*Records supplied*

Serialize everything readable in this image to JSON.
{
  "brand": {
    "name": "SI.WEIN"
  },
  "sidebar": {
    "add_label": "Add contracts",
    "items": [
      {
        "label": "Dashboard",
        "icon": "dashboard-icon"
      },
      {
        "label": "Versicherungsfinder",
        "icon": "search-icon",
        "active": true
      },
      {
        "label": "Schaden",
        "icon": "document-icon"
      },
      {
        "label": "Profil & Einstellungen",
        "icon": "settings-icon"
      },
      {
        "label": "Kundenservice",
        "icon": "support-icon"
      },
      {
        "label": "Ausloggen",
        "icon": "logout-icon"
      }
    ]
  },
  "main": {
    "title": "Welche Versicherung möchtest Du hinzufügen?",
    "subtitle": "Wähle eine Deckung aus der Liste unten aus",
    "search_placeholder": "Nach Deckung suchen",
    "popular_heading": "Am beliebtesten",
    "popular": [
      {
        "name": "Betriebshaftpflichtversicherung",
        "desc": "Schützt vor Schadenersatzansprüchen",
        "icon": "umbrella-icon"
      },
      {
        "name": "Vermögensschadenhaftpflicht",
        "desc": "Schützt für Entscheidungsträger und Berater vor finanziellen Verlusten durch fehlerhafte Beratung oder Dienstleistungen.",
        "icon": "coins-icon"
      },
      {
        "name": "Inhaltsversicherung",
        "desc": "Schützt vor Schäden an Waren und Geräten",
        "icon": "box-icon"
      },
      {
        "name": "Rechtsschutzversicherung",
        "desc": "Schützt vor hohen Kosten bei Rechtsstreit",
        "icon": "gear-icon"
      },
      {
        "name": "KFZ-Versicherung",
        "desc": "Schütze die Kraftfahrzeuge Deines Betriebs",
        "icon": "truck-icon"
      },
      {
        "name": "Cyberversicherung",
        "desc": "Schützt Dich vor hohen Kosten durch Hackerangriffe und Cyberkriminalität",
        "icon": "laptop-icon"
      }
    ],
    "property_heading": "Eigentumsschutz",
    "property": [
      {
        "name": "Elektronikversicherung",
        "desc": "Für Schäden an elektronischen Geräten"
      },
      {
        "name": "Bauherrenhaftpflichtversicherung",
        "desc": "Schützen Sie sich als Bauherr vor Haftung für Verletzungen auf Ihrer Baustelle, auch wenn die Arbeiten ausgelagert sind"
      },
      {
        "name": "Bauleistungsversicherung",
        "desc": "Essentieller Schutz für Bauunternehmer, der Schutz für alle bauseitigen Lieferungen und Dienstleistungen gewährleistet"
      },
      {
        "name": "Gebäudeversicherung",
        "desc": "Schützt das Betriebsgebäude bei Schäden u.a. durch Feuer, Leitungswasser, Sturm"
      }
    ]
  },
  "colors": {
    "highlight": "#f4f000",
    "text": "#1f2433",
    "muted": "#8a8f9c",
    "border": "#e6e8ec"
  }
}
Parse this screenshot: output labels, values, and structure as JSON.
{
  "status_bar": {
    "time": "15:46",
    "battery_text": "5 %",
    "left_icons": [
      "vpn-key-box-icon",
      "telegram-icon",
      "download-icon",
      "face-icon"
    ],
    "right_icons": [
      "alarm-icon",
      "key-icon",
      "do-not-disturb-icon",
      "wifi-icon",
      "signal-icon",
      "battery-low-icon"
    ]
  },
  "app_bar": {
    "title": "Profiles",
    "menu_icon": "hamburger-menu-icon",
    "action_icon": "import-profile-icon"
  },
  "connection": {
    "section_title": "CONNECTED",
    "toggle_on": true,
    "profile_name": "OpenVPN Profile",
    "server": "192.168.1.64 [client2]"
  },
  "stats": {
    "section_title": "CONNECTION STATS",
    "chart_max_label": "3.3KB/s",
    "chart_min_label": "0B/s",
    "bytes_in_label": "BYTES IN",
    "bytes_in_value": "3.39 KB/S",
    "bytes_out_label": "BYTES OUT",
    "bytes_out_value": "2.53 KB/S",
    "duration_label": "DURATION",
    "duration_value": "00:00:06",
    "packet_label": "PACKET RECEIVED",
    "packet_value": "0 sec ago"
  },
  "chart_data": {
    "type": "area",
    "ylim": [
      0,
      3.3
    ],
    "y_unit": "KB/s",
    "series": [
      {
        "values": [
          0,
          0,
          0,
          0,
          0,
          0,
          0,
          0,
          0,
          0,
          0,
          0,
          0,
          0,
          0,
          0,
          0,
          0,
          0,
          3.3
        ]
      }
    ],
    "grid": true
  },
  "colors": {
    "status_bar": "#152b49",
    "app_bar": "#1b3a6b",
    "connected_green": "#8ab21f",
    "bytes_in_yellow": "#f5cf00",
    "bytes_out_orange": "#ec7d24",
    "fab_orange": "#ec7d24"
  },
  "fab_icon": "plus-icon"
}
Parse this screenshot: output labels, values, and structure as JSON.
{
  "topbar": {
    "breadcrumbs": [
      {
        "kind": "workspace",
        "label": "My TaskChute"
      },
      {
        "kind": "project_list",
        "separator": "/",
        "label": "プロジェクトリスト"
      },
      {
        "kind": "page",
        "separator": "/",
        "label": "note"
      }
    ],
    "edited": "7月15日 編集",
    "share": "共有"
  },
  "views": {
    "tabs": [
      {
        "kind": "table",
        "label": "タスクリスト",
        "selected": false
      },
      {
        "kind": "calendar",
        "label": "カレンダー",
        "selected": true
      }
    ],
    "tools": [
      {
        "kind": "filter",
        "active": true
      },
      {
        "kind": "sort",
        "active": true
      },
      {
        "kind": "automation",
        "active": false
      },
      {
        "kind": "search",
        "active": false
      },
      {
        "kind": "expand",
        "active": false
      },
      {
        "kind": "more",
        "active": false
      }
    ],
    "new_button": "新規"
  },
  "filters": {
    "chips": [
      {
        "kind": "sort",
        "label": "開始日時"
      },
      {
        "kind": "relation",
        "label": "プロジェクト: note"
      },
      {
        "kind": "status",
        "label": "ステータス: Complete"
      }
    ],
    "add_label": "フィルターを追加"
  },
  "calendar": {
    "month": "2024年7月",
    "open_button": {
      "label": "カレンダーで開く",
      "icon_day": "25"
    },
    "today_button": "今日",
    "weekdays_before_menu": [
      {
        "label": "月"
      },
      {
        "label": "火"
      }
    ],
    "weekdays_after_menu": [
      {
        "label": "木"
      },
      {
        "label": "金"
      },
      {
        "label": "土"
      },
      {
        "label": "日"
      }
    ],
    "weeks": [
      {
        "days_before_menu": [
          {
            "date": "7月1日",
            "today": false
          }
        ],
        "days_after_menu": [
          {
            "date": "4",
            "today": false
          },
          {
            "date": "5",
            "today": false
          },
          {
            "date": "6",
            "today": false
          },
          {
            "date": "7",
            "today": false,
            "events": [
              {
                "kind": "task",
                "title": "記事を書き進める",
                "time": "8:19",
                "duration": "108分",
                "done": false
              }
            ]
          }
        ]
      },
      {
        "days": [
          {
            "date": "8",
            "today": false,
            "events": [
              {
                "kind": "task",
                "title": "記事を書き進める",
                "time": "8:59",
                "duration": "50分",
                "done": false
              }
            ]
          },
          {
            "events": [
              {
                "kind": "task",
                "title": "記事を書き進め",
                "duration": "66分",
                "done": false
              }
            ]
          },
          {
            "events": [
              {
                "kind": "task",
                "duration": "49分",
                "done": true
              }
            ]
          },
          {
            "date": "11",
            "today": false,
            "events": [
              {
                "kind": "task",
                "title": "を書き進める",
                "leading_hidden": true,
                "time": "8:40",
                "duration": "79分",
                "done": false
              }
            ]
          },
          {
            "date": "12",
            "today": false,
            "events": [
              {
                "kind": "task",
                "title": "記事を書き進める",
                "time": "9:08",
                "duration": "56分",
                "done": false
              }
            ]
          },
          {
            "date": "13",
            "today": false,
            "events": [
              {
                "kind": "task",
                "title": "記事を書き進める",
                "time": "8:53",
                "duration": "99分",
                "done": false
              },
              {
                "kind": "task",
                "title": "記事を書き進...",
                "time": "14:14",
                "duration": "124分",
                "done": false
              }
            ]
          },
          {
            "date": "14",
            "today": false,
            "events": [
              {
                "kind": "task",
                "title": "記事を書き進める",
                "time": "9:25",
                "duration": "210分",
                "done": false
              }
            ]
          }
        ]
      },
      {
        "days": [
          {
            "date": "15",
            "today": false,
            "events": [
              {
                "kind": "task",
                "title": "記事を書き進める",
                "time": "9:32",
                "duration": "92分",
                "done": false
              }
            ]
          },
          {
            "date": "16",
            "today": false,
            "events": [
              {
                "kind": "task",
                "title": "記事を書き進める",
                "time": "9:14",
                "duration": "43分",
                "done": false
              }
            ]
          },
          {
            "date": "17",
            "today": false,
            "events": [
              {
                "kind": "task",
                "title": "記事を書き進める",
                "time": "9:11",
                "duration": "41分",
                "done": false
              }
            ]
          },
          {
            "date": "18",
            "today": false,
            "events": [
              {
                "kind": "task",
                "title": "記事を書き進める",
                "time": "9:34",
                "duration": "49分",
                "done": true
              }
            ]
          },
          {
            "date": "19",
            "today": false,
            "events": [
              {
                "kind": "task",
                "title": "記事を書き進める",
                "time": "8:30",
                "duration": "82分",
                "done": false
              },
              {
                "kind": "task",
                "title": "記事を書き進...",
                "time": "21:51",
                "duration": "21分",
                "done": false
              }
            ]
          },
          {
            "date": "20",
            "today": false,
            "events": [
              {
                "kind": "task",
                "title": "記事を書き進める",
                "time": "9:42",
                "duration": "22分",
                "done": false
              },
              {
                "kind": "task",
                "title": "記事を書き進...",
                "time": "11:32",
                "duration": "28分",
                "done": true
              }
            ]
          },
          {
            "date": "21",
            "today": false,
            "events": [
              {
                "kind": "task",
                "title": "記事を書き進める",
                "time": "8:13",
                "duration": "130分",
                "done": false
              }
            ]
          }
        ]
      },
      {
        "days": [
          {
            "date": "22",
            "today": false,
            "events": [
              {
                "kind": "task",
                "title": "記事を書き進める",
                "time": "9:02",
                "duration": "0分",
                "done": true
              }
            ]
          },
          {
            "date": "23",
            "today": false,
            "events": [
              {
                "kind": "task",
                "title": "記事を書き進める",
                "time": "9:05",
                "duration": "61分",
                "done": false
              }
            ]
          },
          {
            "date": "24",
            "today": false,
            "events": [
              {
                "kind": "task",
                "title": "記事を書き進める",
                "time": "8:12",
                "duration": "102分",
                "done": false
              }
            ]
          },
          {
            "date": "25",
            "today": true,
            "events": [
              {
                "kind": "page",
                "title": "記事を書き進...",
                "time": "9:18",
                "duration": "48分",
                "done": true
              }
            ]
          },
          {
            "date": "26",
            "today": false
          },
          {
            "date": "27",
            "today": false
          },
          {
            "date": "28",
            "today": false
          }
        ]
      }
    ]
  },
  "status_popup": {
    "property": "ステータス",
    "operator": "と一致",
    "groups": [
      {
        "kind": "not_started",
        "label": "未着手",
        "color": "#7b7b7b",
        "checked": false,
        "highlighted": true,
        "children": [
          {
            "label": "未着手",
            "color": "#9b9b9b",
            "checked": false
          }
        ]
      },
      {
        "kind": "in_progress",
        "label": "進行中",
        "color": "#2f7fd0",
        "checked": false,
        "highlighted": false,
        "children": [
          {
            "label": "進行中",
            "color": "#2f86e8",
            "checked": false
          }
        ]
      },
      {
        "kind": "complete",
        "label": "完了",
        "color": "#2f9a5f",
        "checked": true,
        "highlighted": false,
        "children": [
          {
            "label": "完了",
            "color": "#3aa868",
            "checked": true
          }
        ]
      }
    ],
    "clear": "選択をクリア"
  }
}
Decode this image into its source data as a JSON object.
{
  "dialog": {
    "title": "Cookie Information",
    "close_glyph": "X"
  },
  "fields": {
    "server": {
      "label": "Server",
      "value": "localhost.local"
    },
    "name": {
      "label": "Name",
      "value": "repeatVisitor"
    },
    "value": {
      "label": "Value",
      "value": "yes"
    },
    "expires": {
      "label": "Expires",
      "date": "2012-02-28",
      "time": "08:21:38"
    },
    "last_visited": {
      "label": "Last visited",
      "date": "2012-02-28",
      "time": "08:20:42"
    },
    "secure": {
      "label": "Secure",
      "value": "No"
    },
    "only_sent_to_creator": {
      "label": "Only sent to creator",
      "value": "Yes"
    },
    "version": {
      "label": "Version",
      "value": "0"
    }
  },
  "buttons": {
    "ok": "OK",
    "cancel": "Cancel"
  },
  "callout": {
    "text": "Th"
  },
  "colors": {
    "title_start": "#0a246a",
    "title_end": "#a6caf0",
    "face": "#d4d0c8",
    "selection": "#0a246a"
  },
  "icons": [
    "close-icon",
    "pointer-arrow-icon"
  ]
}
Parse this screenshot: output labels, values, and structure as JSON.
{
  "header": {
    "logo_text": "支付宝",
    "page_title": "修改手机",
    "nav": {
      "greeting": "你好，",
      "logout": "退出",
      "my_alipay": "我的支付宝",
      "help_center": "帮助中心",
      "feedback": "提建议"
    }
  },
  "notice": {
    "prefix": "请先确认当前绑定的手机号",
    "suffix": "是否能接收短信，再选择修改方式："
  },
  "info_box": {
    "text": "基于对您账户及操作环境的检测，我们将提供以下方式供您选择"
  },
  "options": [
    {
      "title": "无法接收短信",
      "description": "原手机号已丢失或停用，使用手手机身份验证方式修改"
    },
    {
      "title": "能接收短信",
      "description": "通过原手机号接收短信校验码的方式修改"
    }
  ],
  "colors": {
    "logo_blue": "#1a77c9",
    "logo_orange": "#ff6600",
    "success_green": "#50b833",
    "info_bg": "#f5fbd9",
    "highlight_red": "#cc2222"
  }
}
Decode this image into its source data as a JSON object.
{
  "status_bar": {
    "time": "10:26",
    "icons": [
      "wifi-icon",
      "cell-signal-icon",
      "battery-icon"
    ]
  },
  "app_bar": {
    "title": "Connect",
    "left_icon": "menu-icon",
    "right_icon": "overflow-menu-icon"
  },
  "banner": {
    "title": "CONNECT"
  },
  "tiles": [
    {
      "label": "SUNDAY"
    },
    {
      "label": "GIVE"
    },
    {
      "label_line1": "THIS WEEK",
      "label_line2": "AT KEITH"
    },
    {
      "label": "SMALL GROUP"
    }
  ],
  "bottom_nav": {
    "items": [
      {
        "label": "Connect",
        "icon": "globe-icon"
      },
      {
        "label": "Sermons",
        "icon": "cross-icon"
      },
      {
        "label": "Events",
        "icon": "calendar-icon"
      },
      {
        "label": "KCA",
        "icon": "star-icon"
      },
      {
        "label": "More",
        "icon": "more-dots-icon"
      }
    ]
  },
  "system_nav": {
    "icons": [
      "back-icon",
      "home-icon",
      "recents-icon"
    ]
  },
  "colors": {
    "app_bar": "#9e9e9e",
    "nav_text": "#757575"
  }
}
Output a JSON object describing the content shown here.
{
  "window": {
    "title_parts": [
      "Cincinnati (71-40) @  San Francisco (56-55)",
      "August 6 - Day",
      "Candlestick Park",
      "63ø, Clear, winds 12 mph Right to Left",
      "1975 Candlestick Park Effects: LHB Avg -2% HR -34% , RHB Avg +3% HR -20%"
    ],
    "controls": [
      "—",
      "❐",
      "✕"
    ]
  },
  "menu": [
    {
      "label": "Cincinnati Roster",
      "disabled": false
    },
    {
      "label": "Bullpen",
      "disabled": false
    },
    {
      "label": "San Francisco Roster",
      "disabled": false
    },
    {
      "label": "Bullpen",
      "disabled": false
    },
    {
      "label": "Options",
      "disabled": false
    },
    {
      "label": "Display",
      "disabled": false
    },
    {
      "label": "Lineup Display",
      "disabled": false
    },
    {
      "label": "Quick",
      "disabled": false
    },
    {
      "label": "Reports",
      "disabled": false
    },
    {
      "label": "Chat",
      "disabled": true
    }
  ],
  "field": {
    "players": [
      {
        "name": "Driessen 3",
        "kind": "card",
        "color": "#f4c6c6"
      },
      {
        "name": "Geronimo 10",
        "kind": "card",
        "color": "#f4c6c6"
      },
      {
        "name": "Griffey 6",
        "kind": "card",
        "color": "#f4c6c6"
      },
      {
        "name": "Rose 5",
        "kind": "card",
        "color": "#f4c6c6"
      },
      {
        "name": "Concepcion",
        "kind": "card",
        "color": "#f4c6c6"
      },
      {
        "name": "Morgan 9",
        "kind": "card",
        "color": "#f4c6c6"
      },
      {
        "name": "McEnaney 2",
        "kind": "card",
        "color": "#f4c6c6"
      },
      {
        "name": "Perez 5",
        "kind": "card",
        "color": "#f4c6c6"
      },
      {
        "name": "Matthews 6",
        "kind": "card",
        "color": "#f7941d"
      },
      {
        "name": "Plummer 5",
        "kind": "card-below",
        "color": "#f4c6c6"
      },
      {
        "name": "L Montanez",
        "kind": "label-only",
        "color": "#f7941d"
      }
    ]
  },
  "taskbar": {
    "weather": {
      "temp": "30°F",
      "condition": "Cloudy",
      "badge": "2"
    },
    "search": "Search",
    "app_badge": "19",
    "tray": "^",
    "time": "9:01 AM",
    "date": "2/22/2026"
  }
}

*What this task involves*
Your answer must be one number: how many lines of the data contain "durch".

*Your solution*
3